Fugitive Denim: A Moving Story of People and Pants in the Borderless World of Global Trade by Rachel Louise Snyder.
W. W. Norton & Company, 2009
review and photography by Hailey Siracky

Book Review: Emily Dickinson and the Labor of Clothing

Like Katherine Joslin did with Edith Wharton, Daneen Wardrop ties fashion and academia together in Emily Dickinson and the Labor of Clothing. The Dickinson that is often studied – the one portrayed within her poetry – shows her intellect and her exceptional handle on language. By analyzing often-dismissed aspects of the famous poet like her approach to clothing, Wardrop presents a more down to earth perspective on Dickinson, one that sees her not just as a talented writer but also in many ways a conventional woman living in an antebellum era.

There exist very few images of Dickinson, the best-known being a daguerreotype of her wearing a plain collared dress. Wardrop uses this representation as a starting-off point in answering the very pressing question: was Emily Dickinson fashionable? She then goes on to interpret other roles played by clothing in Dickinson’s life by studying her poetry, letters, general historical context and one famous white dress. Here her research often mirrors itself: Wardrop uses fashion as a tool to further interpret Dickinson’s life and work, then studies Dickinson’s life and work to understand the significance of fashion in this era. An impressive archive of mid-nineteenth century North Eastern fashion, including the labour practices behind textile production, is thus interwoven with biographical facts about Dickinson.

Continue reading

Book Review – Visibly Muslim

I’ve never been religious, but wrangling my political convictions and a love for clothing taught me the vicissitudes of negotiating two value systems that are seemingly at odds while attempting to craft an image that reflects my beliefs and is aesthetically pleasing (to me, at least). It is this tension that drives Visibly Muslim: Fashion, Politics, Faith, which looks at Muslim women who cover in contemporary England through a series of ethnographic profiles highlighting the diversity of their practices and perspectives. Anthropologist Emma Tarlo attends at length to how individual women reconcile visibly displaying their faith with the desire to dress fashionably and self-expressively.

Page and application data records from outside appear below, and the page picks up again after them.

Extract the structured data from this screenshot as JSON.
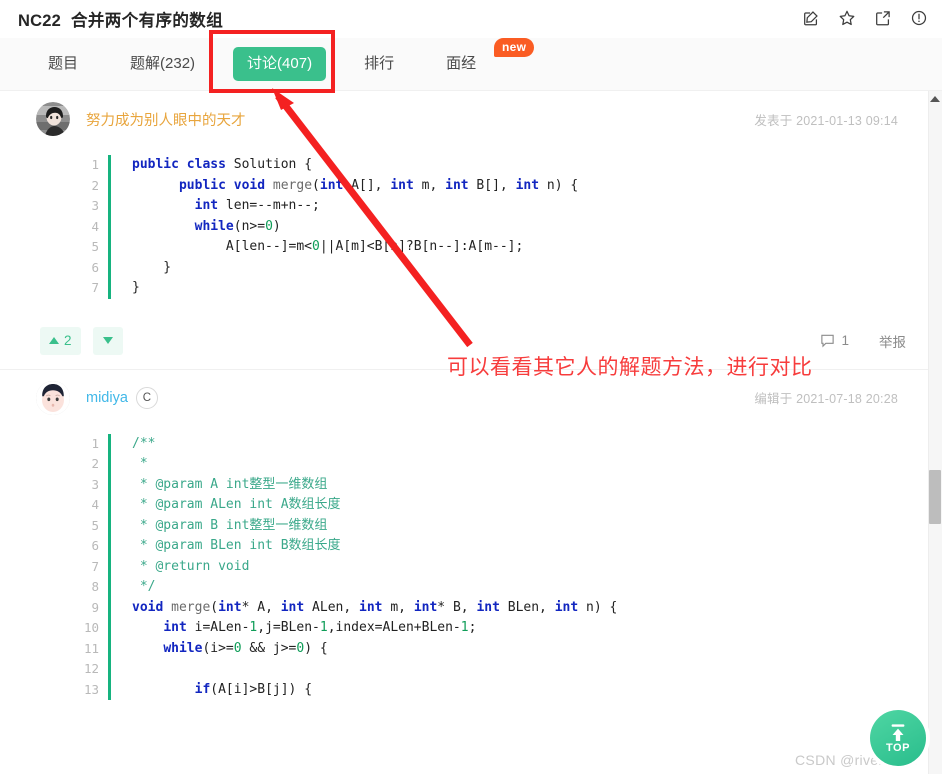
{
  "header": {
    "problem_id": "NC22",
    "problem_title": "合并两个有序的数组",
    "icons": [
      {
        "name": "edit-icon",
        "label": "编辑"
      },
      {
        "name": "star-icon",
        "label": "收藏"
      },
      {
        "name": "share-icon",
        "label": "分享"
      },
      {
        "name": "info-icon",
        "label": "反馈"
      }
    ]
  },
  "tabs": {
    "items": [
      {
        "label": "题目",
        "active": false
      },
      {
        "label": "题解(232)",
        "active": false
      },
      {
        "label": "讨论(407)",
        "active": true
      },
      {
        "label": "排行",
        "active": false
      },
      {
        "label": "面经",
        "active": false
      }
    ],
    "badge": "new"
  },
  "posts": [
    {
      "author": "努力成为别人眼中的天才",
      "author_color": "#e8a53d",
      "tag": null,
      "time_label": "发表于 2021-01-13 09:14",
      "avatar": "anime-avatar",
      "code_lines": [
        {
          "n": "1",
          "html": "<span class=\"kw\">public</span> <span class=\"kw\">class</span> Solution {"
        },
        {
          "n": "2",
          "html": "      <span class=\"kw\">public</span> <span class=\"kw\">void</span> <span class=\"fn\">merge</span>(<span class=\"kw\">int</span> A[], <span class=\"kw\">int</span> m, <span class=\"kw\">int</span> B[], <span class=\"kw\">int</span> n) {"
        },
        {
          "n": "3",
          "html": "        <span class=\"kw\">int</span> len=--m+n--;"
        },
        {
          "n": "4",
          "html": "        <span class=\"kw\">while</span>(n&gt;=<span class=\"num\">0</span>)"
        },
        {
          "n": "5",
          "html": "            A[len--]=m&lt;<span class=\"num\">0</span>||A[m]&lt;B[n]?B[n--]:A[m--];"
        },
        {
          "n": "6",
          "html": "    }"
        },
        {
          "n": "7",
          "html": "}"
        }
      ],
      "votes": "2",
      "comments": "1",
      "report_label": "举报"
    },
    {
      "author": "midiya",
      "author_color": "#41b8e8",
      "tag": "C",
      "time_label": "编辑于 2021-07-18 20:28",
      "avatar": "cartoon-avatar",
      "code_lines": [
        {
          "n": "1",
          "html": "<span class=\"cmt\">/**</span>"
        },
        {
          "n": "2",
          "html": " <span class=\"cmt\">*</span>"
        },
        {
          "n": "3",
          "html": " <span class=\"cmt\">* @param A int整型一维数组</span>"
        },
        {
          "n": "4",
          "html": " <span class=\"cmt\">* @param ALen int A数组长度</span>"
        },
        {
          "n": "5",
          "html": " <span class=\"cmt\">* @param B int整型一维数组</span>"
        },
        {
          "n": "6",
          "html": " <span class=\"cmt\">* @param BLen int B数组长度</span>"
        },
        {
          "n": "7",
          "html": " <span class=\"cmt\">* @return void</span>"
        },
        {
          "n": "8",
          "html": " <span class=\"cmt\">*/</span>"
        },
        {
          "n": "9",
          "html": "<span class=\"kw\">void</span> <span class=\"fn\">merge</span>(<span class=\"kw\">int</span>* A, <span class=\"kw\">int</span> ALen, <span class=\"kw\">int</span> m, <span class=\"kw\">int</span>* B, <span class=\"kw\">int</span> BLen, <span class=\"kw\">int</span> n) {"
        },
        {
          "n": "10",
          "html": "    <span class=\"kw\">int</span> i=ALen-<span class=\"num\">1</span>,j=BLen-<span class=\"num\">1</span>,index=ALen+BLen-<span class=\"num\">1</span>;"
        },
        {
          "n": "11",
          "html": "    <span class=\"kw\">while</span>(i&gt;=<span class=\"num\">0</span> &amp;&amp; j&gt;=<span class=\"num\">0</span>) {"
        },
        {
          "n": "12",
          "html": ""
        },
        {
          "n": "13",
          "html": "        <span class=\"kw\">if</span>(A[i]&gt;B[j]) {"
        }
      ]
    }
  ],
  "annotation": {
    "text": "可以看看其它人的解题方法，进行对比",
    "color": "#f73c3c",
    "highlight_color": "#f42121"
  },
  "floating": {
    "top_label": "TOP"
  },
  "watermark": "CSDN @rivencode"
}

Tarlo describes in great detail how her subjects adapt and negotiate signifiers of both Islam and style in order to craft their own looks, and she repeatedly emphasizes the great creativity of Muslim dress in the West. Noting that some of her subjects have more than 500 hijabs, she argues that the headscarf serves as “a new form of Muslim personal art” that in many cases “provides the aesthetic focal point of a young girl’s appearance.”
Continue reading

Book Review – 60′s Fashion: Vintage Fashion and Beauty Ads

This nearly pocket-sized mini-book doesn’t hold the appeal of extensive text or impressive knowledge to share, but it sure offers up some amazing photographs and quirky advertising that’s almost guaranteed to bring a smile to your face.

A member of the Taschen Icon series, the hot pink paperback is miniature version of the much pricier coffee-table edition. Not much writing sits between the front and back cover, only a short prologue by Laura Schooling of that outlines the era and delves into a short description of what it was like to live during the 60′s, handily including translations in English, German and French.

Continue reading